## What this task involves
Search the records for the string "footer" and copy every line in which it appears.
*** Opening Given records ***
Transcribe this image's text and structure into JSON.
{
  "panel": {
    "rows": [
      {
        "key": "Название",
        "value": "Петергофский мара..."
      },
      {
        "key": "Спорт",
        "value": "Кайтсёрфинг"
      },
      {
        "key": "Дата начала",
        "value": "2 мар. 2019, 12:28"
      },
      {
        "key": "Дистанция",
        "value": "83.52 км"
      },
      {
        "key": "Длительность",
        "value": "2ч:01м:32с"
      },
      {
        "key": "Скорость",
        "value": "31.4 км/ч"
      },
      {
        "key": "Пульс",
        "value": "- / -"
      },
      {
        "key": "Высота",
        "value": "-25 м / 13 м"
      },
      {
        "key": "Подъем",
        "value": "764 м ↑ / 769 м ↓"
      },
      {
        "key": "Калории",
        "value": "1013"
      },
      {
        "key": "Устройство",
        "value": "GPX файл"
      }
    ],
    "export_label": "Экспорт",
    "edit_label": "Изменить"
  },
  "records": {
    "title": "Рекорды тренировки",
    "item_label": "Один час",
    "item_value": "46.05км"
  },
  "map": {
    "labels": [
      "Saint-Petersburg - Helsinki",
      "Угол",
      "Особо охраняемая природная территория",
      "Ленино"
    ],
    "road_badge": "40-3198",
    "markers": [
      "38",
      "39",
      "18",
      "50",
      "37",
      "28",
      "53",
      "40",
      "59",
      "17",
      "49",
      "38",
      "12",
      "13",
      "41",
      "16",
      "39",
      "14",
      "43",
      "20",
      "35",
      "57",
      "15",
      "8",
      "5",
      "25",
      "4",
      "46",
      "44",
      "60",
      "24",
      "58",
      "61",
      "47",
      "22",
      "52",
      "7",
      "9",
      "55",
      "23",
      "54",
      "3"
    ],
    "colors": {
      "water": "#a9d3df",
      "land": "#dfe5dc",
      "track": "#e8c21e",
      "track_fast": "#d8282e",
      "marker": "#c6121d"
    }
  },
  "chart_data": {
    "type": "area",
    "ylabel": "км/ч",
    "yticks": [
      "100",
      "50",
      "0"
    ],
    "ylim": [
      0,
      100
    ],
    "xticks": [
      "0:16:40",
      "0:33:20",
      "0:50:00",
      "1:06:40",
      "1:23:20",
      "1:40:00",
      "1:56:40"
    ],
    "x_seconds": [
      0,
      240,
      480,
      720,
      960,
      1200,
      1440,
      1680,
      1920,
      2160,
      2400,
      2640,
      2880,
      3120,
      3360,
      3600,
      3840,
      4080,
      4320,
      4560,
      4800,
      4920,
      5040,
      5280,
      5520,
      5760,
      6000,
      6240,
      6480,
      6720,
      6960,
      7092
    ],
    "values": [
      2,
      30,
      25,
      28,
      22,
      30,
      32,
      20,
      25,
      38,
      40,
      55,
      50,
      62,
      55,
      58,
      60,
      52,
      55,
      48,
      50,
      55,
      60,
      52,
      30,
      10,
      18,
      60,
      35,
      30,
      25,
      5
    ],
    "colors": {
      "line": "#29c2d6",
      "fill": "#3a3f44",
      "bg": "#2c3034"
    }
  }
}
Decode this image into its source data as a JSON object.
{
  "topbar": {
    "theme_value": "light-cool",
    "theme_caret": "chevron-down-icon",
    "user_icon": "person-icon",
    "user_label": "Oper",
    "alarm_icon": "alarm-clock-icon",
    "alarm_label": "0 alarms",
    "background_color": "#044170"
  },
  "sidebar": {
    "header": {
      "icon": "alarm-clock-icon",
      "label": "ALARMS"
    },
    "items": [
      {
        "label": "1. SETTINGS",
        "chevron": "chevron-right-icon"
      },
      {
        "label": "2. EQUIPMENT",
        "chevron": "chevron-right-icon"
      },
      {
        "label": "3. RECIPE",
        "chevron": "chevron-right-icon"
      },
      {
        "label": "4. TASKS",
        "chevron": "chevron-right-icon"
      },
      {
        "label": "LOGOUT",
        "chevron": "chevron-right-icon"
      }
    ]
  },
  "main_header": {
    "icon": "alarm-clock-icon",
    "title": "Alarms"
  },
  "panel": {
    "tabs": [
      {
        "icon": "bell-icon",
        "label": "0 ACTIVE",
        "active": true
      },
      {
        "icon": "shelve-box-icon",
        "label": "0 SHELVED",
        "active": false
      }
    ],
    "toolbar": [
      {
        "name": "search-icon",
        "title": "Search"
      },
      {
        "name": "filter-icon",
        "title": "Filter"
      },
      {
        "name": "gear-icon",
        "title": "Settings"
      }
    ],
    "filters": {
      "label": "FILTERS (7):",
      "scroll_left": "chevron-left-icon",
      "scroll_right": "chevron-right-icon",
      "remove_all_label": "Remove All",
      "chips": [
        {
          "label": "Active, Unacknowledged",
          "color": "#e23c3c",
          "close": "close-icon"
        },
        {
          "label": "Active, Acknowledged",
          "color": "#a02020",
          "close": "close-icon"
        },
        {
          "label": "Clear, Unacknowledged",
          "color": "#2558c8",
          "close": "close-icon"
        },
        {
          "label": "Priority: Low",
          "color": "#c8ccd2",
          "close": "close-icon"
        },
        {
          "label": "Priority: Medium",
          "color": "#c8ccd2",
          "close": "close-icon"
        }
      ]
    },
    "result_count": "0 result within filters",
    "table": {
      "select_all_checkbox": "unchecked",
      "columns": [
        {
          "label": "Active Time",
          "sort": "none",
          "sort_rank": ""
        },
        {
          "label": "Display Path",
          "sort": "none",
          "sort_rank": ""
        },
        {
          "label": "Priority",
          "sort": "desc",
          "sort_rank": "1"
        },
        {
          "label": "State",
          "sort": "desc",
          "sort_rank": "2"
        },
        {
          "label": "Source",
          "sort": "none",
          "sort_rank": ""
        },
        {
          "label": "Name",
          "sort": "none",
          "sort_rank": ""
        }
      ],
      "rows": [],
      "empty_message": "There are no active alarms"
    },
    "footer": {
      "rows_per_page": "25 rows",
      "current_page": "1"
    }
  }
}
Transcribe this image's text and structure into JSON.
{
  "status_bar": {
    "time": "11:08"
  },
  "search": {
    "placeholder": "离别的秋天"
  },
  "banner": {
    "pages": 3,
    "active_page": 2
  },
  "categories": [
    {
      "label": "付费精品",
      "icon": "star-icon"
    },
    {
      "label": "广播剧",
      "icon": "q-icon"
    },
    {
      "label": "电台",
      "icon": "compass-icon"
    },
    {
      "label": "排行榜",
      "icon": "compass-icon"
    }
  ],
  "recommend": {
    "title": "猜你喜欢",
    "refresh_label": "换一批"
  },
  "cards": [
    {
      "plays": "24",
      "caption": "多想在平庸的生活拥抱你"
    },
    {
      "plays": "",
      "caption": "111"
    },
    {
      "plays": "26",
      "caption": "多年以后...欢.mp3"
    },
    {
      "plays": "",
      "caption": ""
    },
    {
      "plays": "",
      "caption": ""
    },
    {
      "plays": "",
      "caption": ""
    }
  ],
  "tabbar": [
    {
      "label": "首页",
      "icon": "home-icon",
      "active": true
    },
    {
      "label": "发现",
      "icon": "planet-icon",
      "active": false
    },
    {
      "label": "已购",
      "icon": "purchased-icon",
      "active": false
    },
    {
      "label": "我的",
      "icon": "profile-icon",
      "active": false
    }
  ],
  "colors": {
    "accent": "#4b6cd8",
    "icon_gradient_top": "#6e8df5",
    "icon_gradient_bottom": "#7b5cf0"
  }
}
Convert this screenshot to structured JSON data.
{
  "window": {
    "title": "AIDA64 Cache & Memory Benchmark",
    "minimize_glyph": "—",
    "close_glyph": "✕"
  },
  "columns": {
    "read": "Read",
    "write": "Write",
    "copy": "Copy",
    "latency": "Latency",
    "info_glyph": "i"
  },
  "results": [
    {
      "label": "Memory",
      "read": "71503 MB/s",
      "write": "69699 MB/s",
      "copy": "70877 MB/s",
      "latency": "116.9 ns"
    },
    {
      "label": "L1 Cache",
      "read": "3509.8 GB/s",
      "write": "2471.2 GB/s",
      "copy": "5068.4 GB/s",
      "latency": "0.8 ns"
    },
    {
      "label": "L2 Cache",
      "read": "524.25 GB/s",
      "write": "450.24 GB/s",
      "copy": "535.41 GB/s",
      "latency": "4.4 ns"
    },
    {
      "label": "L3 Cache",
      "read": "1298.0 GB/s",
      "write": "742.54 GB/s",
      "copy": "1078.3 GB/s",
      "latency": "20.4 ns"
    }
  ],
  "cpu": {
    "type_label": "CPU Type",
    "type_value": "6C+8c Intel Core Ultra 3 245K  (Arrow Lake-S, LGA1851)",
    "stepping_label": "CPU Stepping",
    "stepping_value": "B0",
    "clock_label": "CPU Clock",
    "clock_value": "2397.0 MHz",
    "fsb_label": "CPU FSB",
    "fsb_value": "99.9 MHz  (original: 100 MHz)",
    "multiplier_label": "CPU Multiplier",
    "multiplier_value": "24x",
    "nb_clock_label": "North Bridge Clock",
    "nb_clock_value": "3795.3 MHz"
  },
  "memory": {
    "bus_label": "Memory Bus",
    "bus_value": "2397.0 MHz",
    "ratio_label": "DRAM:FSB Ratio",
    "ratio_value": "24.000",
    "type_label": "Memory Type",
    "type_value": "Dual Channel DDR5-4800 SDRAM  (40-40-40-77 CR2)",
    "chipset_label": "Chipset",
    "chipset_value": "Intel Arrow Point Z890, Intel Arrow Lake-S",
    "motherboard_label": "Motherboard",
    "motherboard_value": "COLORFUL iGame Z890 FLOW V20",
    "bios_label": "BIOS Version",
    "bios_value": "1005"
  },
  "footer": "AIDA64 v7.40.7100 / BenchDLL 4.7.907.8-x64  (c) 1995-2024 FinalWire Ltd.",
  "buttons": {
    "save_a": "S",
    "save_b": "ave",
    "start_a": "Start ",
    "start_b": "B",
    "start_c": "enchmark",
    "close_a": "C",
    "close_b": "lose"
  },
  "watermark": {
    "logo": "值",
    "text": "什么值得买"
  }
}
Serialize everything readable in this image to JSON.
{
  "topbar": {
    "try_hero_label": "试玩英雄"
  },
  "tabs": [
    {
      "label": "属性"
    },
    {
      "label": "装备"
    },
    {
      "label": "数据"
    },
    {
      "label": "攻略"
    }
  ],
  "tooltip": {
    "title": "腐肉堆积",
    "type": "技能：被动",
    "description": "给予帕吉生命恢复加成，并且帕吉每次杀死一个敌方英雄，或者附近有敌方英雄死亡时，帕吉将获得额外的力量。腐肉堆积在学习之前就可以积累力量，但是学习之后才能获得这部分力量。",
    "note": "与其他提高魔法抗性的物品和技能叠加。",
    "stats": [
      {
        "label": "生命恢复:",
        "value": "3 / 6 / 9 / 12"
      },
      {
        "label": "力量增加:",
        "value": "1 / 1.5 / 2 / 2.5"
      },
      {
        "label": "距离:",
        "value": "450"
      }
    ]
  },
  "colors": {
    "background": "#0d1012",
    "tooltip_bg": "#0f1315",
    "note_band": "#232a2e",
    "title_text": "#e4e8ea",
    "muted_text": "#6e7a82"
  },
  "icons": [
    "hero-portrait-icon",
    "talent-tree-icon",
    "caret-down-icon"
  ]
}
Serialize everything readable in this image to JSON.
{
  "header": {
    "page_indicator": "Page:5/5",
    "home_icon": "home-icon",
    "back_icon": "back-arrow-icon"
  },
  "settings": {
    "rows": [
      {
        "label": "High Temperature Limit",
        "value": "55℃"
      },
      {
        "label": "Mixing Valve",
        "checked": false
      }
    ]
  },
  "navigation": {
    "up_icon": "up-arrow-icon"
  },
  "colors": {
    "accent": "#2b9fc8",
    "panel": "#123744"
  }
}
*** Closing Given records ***
## Answer to the problem
    "footer": {
  "footer": "AIDA64 v7.40.7100 / BenchDLL 4.7.907.8-x64  (c) 1995-2024 FinalWire Ltd.",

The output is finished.